Perhaps true on the number of passes.  On the other hand, the NT eastbound starts with the Washington passes almost immediately -- you better be in shape when you start, there's no time to ride into shape.  In central Washington you hit four passes in four day's riding, compared to three (two smaller) in two days on the TA in Mondata.  In addition, the climbs aren't much different; 3,000-4,000' for the NT passes, roughly 4,000' for most days' climbs on the TA.

Offline indyfabz

Re: Which Route to Take
« Reply #7 on: April 15, 2012, 10:35:21 am »
The Northern Tier has fewer mountain passes than the Trans Am, and they are generally lower in altitude.

In addition, the climbs aren't much different; 3,000-4,000' for the NT passes

My map is showing showing nothing over 3,000' other than the Cascades, with Loup Loup being in the 2,500 or so range from Twisp. And after you are done with Sherman, Logan is the only true pass remaining, although Chief Mtn. Highway is no piece of cake. Plenty more on the TA.

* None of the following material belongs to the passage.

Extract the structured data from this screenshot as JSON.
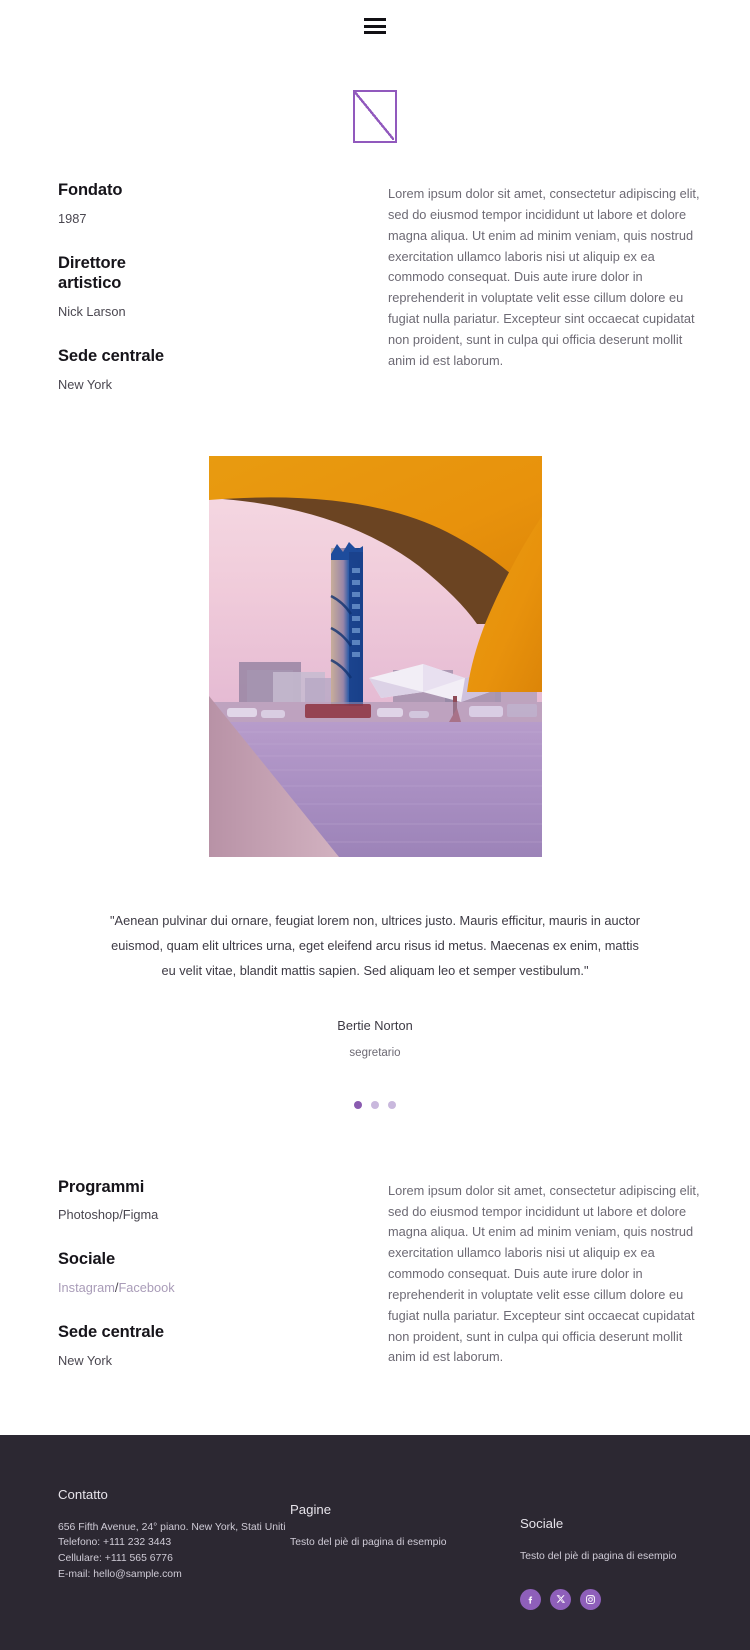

Offline commuter

Re: Which Route to Take
« Reply #8 on: April 15, 2012, 06:42:49 pm »
I remember the first mountain pass I crossed. I was anxious and excited wondering what it would be like. I found that riding up a switchbacked mountain pass was the most thrilling part of my ride. I also think that a head wind on the plains is harder than any mountain pass I have crossed. So if your concern is difficulty, I think you should direct your attention to the plains and not the mountain passes